Now imagine that air that is blown into a bedroom can't return to the furnace.  That is, it is blown in but there is no way for it to get out.  This might be the case where there is carpet and the door is shut leaving a paper-thin space between the bottom of the door and the floor.  A little air will get out but now the system will be imbalanced.  Kind of like filling a balloon.  More air goes in, but none comes out.

But the air has to go somewhere.  With a balloon, it will stretch the environment.  Unfortunately drywall is not as pliable as rubber.  So the air goes where it can, that is through tiny cracks.  At some point the room reaches critical mass for pressure.  This is when things start to happen.

Much like a pipe that has been corked off, the air stops flowing through the duct.  It might back up and force more air through another register up or down the line.  If it is a dedicated duct run with no other outlets, it will back up into the furnace.  So what you have is two pressurized environments doing battle.  Try this: grab a straw and a loved one.  Each of you put one end of the straw in your mouths.  Now both blow as hard as you can.  Cheeks will turn red, eyes will bulge, and finally someone will get a mouthful of the other one's air.  This is called system failure.

In the case of your furnace you could simply blow a duct.  However with today's tighter duct runs, the weak spot becomes the furnace, most notably the blower fan.  So the fan has back pressure causing two forces to exert their will upon it.  At some point the fan gives in and stops blowing.  The furnace still warms but the forced-air part has been taken out of the equation.  This tends to happen on the coldest day of the year on a Saturday night.

Granted, one single room is probably not going to have major adverse effects on the HVAC system.  But imagine an 1800sf three bedroom house.  The furnace is likely to be oversized (60kBtu) and the master bedroom might have two heat registers due to it's size (~200sf) as well as a heat register in the master bath and maybe one in the master closet.  The door is closed and there is no appropriate 1" undercut.  In fact, you would need about a 4" undercut.  Air gets backed up in the room.  Your head hurts.  Then the furnace quits.  You thought it was just the end of the cycle but it doesn't turn back on and the temperature continues to drop.  At first you assume a power outage but the VCR clock is still blinking '12:00'.  The next day it's even colder in the house so you call the HVAC tech.  He says he'll be out there sometime between 9a and Friday.

The bugger is that your house was built last year.

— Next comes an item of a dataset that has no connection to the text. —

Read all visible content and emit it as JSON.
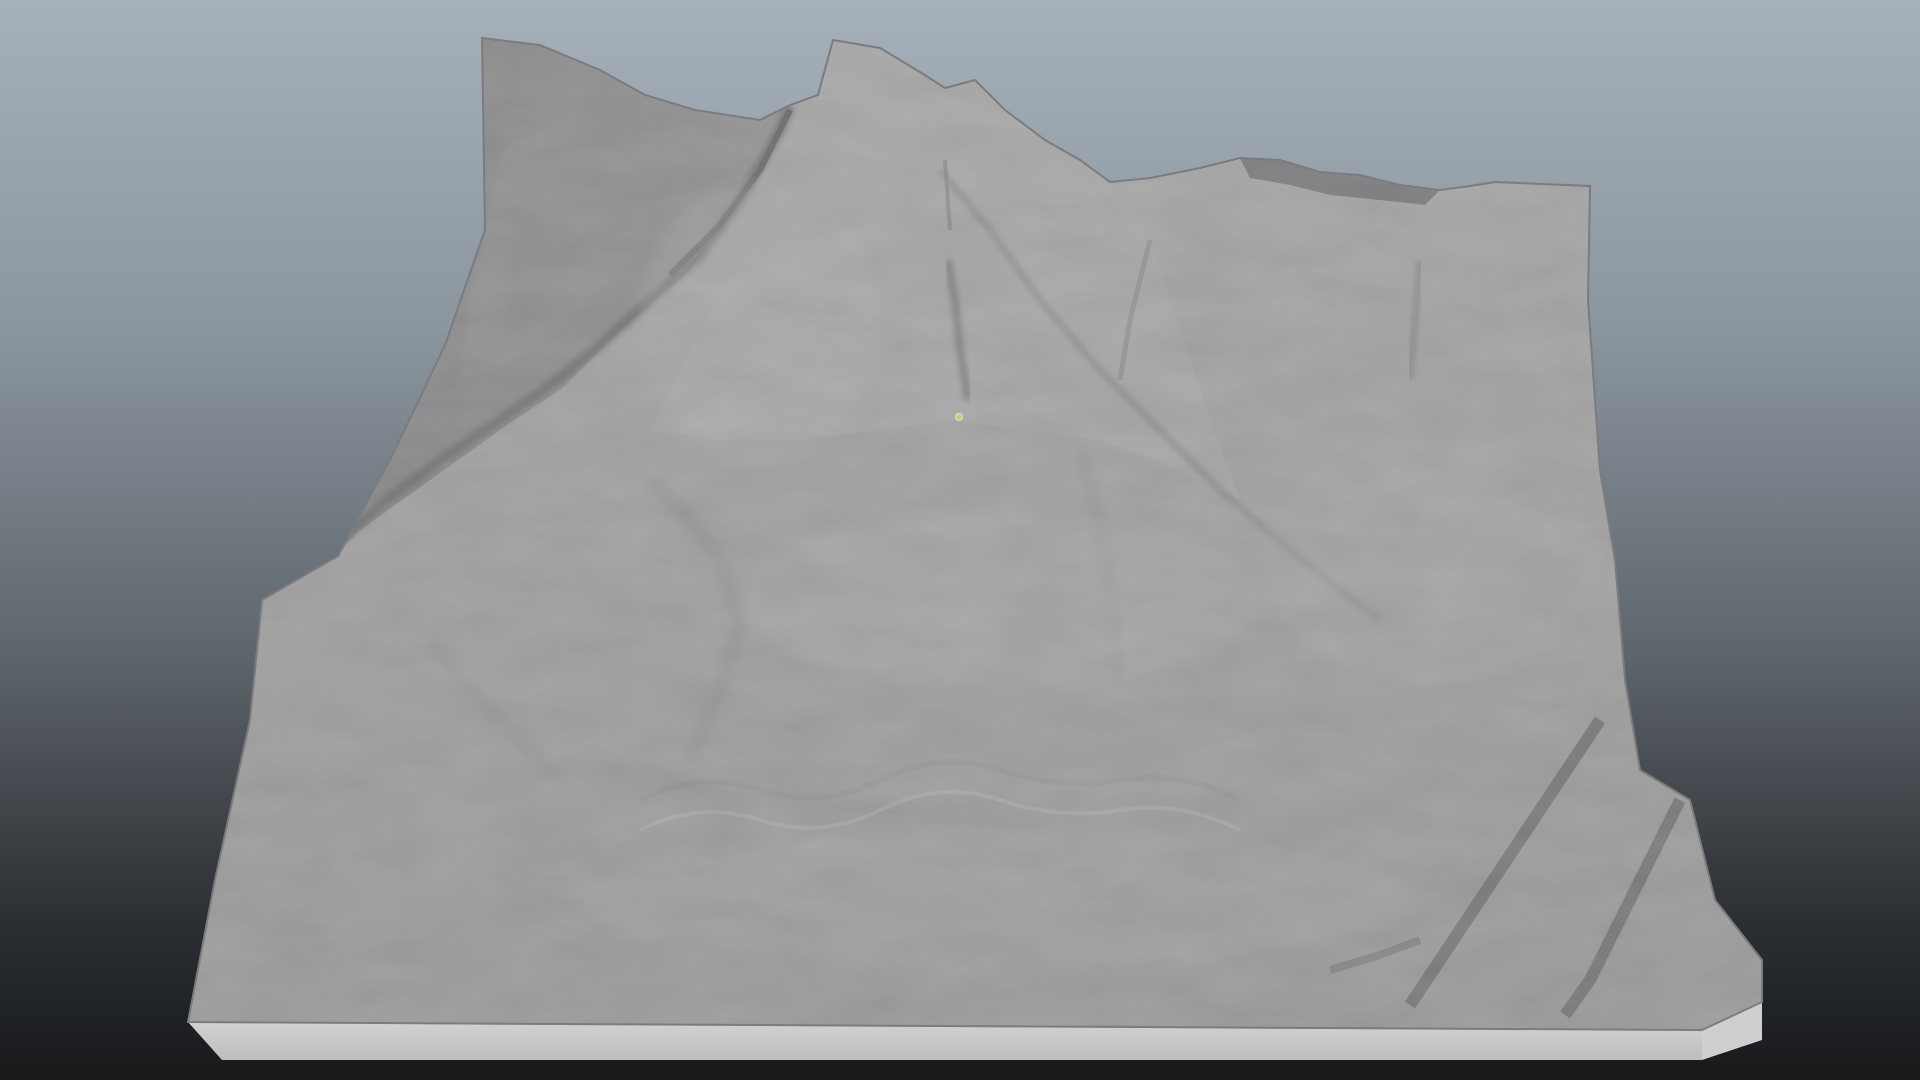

Before buying a new house, ask if the system was properly sized.  There are a slew of manuals and related software out there for professionals to use.  As a builder, always ask your HVAC tech how they arrived at the necessity to install an 80kBtu furnace.  Also ask how they are going to mitigate zonal pressure relief.  If they stare at you or stutter or write it off, hire someone else.

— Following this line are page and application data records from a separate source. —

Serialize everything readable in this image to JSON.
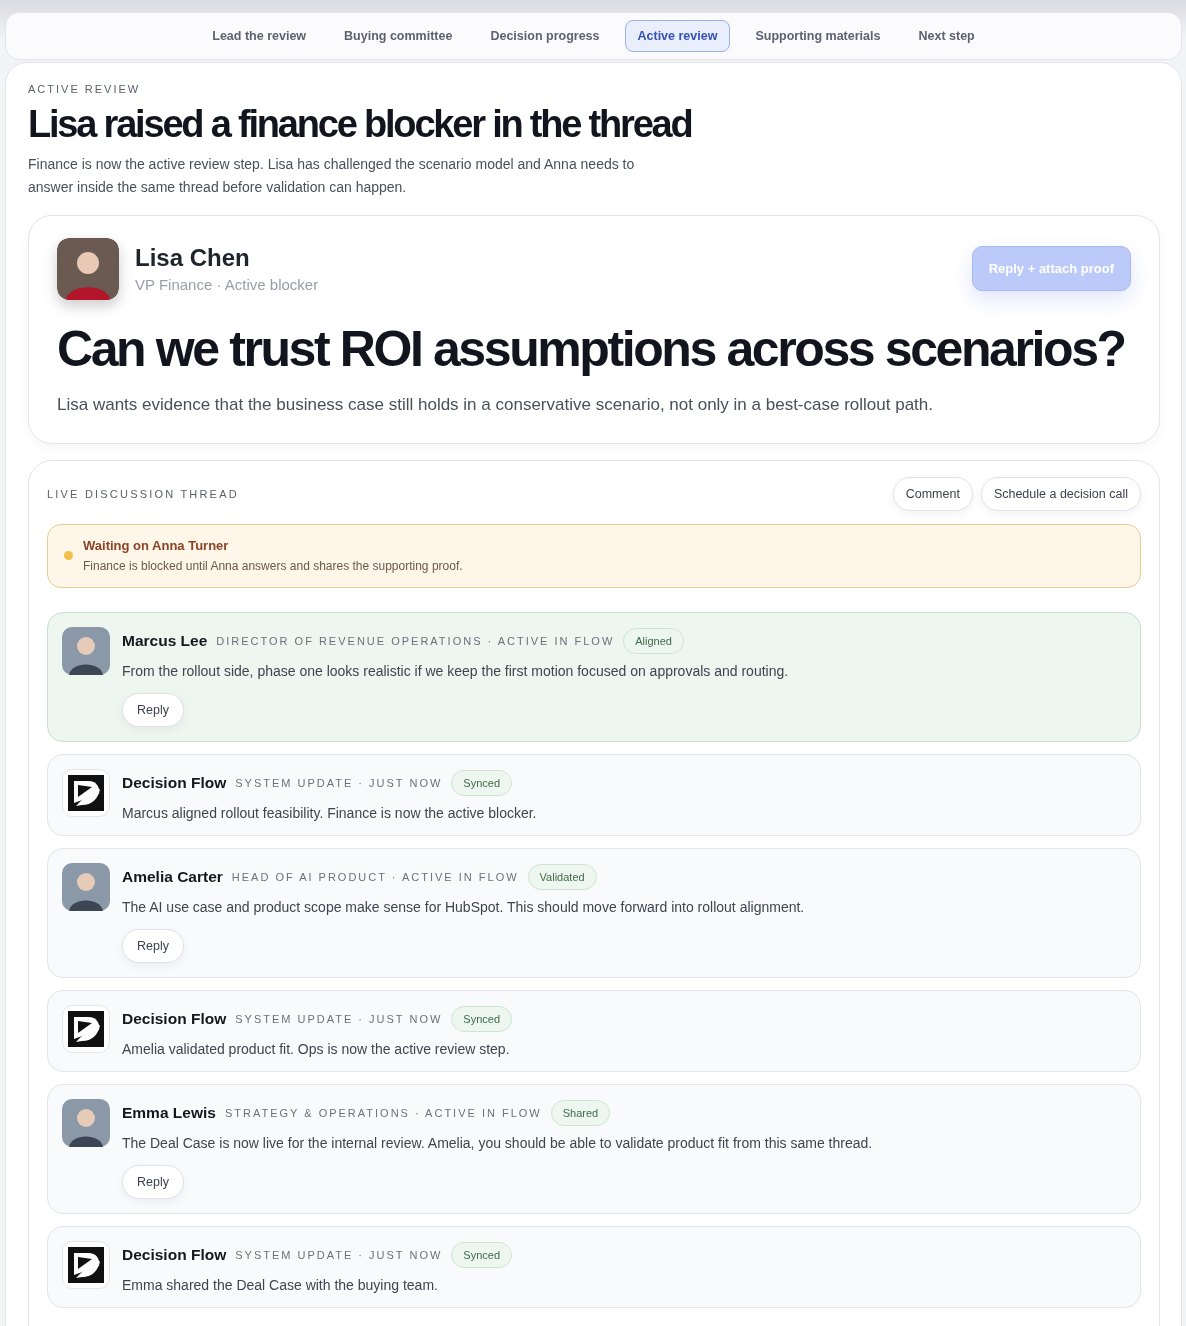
{
  "tabs": [
    {
      "label": "Lead the review",
      "selected": false
    },
    {
      "label": "Buying committee",
      "selected": false
    },
    {
      "label": "Decision progress",
      "selected": false
    },
    {
      "label": "Active review",
      "selected": true
    },
    {
      "label": "Supporting materials",
      "selected": false
    },
    {
      "label": "Next step",
      "selected": false
    }
  ],
  "eyebrow": "ACTIVE REVIEW",
  "title": "Lisa raised a finance blocker in the thread",
  "intro": "Finance is now the active review step. Lisa has challenged the scenario model and Anna needs to answer inside the same thread before validation can happen.",
  "blocker": {
    "name": "Lisa Chen",
    "role": "VP Finance · Active blocker",
    "action": "Reply + attach proof",
    "question": "Can we trust ROI assumptions across scenarios?",
    "detail": "Lisa wants evidence that the business case still holds in a conservative scenario, not only in a best-case rollout path."
  },
  "thread": {
    "label": "LIVE DISCUSSION THREAD",
    "actions": [
      "Comment",
      "Schedule a decision call"
    ],
    "notice": {
      "title": "Waiting on Anna Turner",
      "text": "Finance is blocked until Anna answers and shares the supporting proof.",
      "color": "#f0c24a"
    },
    "messages": [
      {
        "kind": "person",
        "name": "Marcus Lee",
        "meta": "DIRECTOR OF REVENUE OPERATIONS · ACTIVE IN FLOW",
        "tag": "Aligned",
        "text": "From the rollout side, phase one looks realistic if we keep the first motion focused on approvals and routing.",
        "reply": "Reply",
        "highlighted": true
      },
      {
        "kind": "system",
        "name": "Decision Flow",
        "meta": "SYSTEM UPDATE · JUST NOW",
        "tag": "Synced",
        "text": "Marcus aligned rollout feasibility. Finance is now the active blocker.",
        "highlighted": false
      },
      {
        "kind": "person",
        "name": "Amelia Carter",
        "meta": "HEAD OF AI PRODUCT · ACTIVE IN FLOW",
        "tag": "Validated",
        "text": "The AI use case and product scope make sense for HubSpot. This should move forward into rollout alignment.",
        "reply": "Reply",
        "highlighted": false
      },
      {
        "kind": "system",
        "name": "Decision Flow",
        "meta": "SYSTEM UPDATE · JUST NOW",
        "tag": "Synced",
        "text": "Amelia validated product fit. Ops is now the active review step.",
        "highlighted": false
      },
      {
        "kind": "person",
        "name": "Emma Lewis",
        "meta": "STRATEGY & OPERATIONS · ACTIVE IN FLOW",
        "tag": "Shared",
        "text": "The Deal Case is now live for the internal review. Amelia, you should be able to validate product fit from this same thread.",
        "reply": "Reply",
        "highlighted": false
      },
      {
        "kind": "system",
        "name": "Decision Flow",
        "meta": "SYSTEM UPDATE · JUST NOW",
        "tag": "Synced",
        "text": "Emma shared the Deal Case with the buying team.",
        "highlighted": false
      }
    ]
  }
}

In the meantime, Istockhouseplans recommends not using forced air systems.  We push for hydronic floor heat, so called 'soft' heat (electric baseboard) and mini-split heat pumps.  All of these systems take less space and use less or no air.  They can also be sized more appropriately than a furnace can.

Don't forget to check your filters and consider cleaning your ductwork.  Oh, and if your head hurts in your bedroom, simply try opening the door.  Stay tuned for next time when we'll look at some more zonal pressure relief options.